What is needed -> Go line by line through the entries and show those that hold the string "Даниил".

/---

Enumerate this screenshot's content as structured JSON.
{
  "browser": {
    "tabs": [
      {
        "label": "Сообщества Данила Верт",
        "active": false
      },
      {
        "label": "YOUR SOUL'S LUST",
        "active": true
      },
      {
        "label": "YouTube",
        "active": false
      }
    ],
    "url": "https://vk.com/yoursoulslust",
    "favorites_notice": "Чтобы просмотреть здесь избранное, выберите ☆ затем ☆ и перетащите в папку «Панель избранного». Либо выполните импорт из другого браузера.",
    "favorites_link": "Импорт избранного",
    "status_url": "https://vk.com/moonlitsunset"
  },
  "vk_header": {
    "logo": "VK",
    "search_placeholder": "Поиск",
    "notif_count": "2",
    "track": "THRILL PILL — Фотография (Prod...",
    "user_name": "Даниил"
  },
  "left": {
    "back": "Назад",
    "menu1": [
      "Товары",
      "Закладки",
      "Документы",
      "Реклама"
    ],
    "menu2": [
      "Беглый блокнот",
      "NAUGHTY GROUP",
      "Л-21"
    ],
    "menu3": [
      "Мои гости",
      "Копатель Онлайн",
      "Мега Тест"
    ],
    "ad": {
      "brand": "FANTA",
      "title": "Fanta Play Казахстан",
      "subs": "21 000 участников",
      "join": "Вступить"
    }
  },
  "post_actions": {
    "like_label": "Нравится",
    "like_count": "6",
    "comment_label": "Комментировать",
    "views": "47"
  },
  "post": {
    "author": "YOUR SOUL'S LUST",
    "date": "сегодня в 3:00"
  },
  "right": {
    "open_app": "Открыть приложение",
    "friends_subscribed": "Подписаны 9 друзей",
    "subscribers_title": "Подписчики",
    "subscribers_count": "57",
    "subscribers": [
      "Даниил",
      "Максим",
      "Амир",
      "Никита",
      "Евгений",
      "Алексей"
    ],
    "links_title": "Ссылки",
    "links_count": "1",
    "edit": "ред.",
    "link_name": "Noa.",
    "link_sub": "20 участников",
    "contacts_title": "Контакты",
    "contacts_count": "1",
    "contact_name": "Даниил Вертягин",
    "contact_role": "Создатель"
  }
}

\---

Result for this task ->
    "user_name": "Даниил"
      "Даниил",
    "contact_name": "Даниил Вертягин",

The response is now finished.